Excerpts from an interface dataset
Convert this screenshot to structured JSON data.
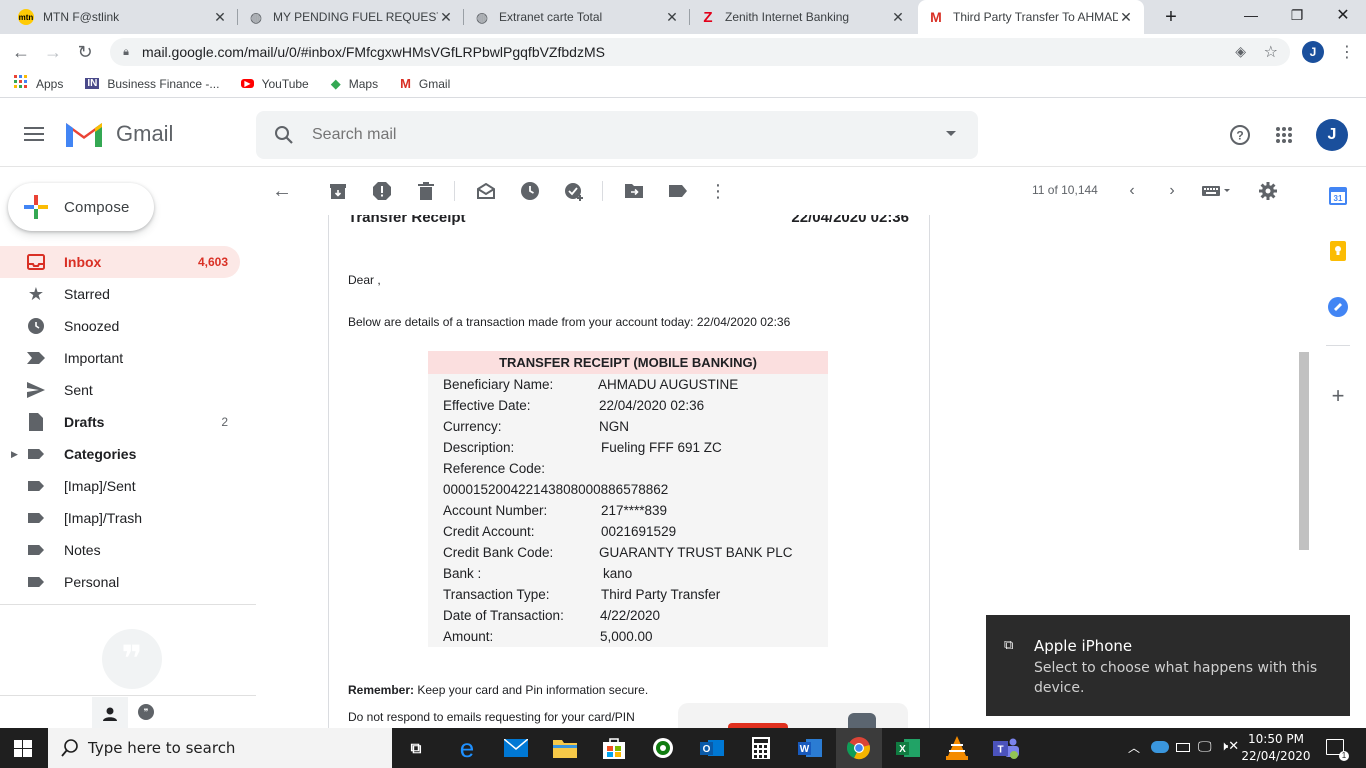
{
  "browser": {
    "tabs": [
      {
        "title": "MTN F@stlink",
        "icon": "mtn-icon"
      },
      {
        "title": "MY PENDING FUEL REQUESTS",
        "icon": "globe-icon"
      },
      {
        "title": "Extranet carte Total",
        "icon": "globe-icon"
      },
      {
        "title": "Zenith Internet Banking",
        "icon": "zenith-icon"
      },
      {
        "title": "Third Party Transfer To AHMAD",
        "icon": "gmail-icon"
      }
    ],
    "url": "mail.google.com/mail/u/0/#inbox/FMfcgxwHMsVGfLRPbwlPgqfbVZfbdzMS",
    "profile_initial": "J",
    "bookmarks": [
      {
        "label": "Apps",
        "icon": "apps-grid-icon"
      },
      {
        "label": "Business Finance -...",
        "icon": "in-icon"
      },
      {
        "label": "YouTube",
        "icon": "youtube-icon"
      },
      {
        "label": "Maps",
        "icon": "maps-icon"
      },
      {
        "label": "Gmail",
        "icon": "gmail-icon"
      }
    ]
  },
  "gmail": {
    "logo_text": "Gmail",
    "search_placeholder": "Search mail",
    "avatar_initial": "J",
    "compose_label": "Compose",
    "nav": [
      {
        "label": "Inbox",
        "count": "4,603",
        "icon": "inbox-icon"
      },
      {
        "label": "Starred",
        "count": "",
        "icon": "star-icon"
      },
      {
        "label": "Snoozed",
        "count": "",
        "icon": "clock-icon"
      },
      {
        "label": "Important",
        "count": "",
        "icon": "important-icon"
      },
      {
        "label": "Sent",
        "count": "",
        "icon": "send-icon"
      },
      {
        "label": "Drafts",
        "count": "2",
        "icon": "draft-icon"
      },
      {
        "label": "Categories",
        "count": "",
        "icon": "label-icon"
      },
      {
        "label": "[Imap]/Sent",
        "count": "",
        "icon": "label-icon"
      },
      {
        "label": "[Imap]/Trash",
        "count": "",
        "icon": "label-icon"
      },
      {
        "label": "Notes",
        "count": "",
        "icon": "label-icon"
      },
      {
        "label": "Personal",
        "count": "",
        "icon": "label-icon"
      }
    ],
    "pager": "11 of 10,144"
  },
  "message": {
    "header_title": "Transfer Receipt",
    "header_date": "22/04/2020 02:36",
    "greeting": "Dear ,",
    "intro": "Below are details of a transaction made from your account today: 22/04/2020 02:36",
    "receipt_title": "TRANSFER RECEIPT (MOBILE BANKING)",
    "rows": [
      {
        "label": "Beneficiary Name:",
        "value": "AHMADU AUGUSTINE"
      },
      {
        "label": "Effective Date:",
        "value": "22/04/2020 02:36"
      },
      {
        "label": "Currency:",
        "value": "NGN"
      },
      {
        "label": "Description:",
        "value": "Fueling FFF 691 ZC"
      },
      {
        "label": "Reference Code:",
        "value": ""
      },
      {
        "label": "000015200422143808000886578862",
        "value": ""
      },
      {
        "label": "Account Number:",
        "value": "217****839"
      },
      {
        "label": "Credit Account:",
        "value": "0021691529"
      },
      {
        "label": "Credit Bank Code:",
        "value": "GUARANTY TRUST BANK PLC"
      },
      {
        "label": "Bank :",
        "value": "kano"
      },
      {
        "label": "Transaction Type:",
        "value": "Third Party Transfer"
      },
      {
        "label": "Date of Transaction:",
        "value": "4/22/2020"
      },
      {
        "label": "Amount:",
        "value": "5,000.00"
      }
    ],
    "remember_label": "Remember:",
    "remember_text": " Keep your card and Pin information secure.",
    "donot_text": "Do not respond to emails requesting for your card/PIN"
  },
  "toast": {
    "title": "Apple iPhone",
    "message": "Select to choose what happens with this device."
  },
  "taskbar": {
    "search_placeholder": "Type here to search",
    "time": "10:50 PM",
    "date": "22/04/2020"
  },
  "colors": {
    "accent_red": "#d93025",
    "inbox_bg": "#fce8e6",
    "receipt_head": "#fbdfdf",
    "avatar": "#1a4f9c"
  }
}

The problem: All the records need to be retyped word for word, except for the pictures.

Your response:
Convert this screenshot to structured JSON data.
{
  "browser": {
    "tabs": [
      {
        "title": "MTN F@stlink",
        "icon": "mtn-icon"
      },
      {
        "title": "MY PENDING FUEL REQUESTS",
        "icon": "globe-icon"
      },
      {
        "title": "Extranet carte Total",
        "icon": "globe-icon"
      },
      {
        "title": "Zenith Internet Banking",
        "icon": "zenith-icon"
      },
      {
        "title": "Third Party Transfer To AHMAD",
        "icon": "gmail-icon"
      }
    ],
    "url": "mail.google.com/mail/u/0/#inbox/FMfcgxwHMsVGfLRPbwlPgqfbVZfbdzMS",
    "profile_initial": "J",
    "bookmarks": [
      {
        "label": "Apps",
        "icon": "apps-grid-icon"
      },
      {
        "label": "Business Finance -...",
        "icon": "in-icon"
      },
      {
        "label": "YouTube",
        "icon": "youtube-icon"
      },
      {
        "label": "Maps",
        "icon": "maps-icon"
      },
      {
        "label": "Gmail",
        "icon": "gmail-icon"
      }
    ]
  },
  "gmail": {
    "logo_text": "Gmail",
    "search_placeholder": "Search mail",
    "avatar_initial": "J",
    "compose_label": "Compose",
    "nav": [
      {
        "label": "Inbox",
        "count": "4,603",
        "icon": "inbox-icon"
      },
      {
        "label": "Starred",
        "count": "",
        "icon": "star-icon"
      },
      {
        "label": "Snoozed",
        "count": "",
        "icon": "clock-icon"
      },
      {
        "label": "Important",
        "count": "",
        "icon": "important-icon"
      },
      {
        "label": "Sent",
        "count": "",
        "icon": "send-icon"
      },
      {
        "label": "Drafts",
        "count": "2",
        "icon": "draft-icon"
      },
      {
        "label": "Categories",
        "count": "",
        "icon": "label-icon"
      },
      {
        "label": "[Imap]/Sent",
        "count": "",
        "icon": "label-icon"
      },
      {
        "label": "[Imap]/Trash",
        "count": "",
        "icon": "label-icon"
      },
      {
        "label": "Notes",
        "count": "",
        "icon": "label-icon"
      },
      {
        "label": "Personal",
        "count": "",
        "icon": "label-icon"
      }
    ],
    "pager": "11 of 10,144"
  },
  "message": {
    "header_title": "Transfer Receipt",
    "header_date": "22/04/2020 02:36",
    "greeting": "Dear ,",
    "intro": "Below are details of a transaction made from your account today: 22/04/2020 02:36",
    "receipt_title": "TRANSFER RECEIPT (MOBILE BANKING)",
    "rows": [
      {
        "label": "Beneficiary Name:",
        "value": "AHMADU AUGUSTINE"
      },
      {
        "label": "Effective Date:",
        "value": "22/04/2020 02:36"
      },
      {
        "label": "Currency:",
        "value": "NGN"
      },
      {
        "label": "Description:",
        "value": "Fueling FFF 691 ZC"
      },
      {
        "label": "Reference Code:",
        "value": ""
      },
      {
        "label": "000015200422143808000886578862",
        "value": ""
      },
      {
        "label": "Account Number:",
        "value": "217****839"
      },
      {
        "label": "Credit Account:",
        "value": "0021691529"
      },
      {
        "label": "Credit Bank Code:",
        "value": "GUARANTY TRUST BANK PLC"
      },
      {
        "label": "Bank :",
        "value": "kano"
      },
      {
        "label": "Transaction Type:",
        "value": "Third Party Transfer"
      },
      {
        "label": "Date of Transaction:",
        "value": "4/22/2020"
      },
      {
        "label": "Amount:",
        "value": "5,000.00"
      }
    ],
    "remember_label": "Remember:",
    "remember_text": " Keep your card and Pin information secure.",
    "donot_text": "Do not respond to emails requesting for your card/PIN"
  },
  "toast": {
    "title": "Apple iPhone",
    "message": "Select to choose what happens with this device."
  },
  "taskbar": {
    "search_placeholder": "Type here to search",
    "time": "10:50 PM",
    "date": "22/04/2020"
  },
  "colors": {
    "accent_red": "#d93025",
    "inbox_bg": "#fce8e6",
    "receipt_head": "#fbdfdf",
    "avatar": "#1a4f9c"
  }
}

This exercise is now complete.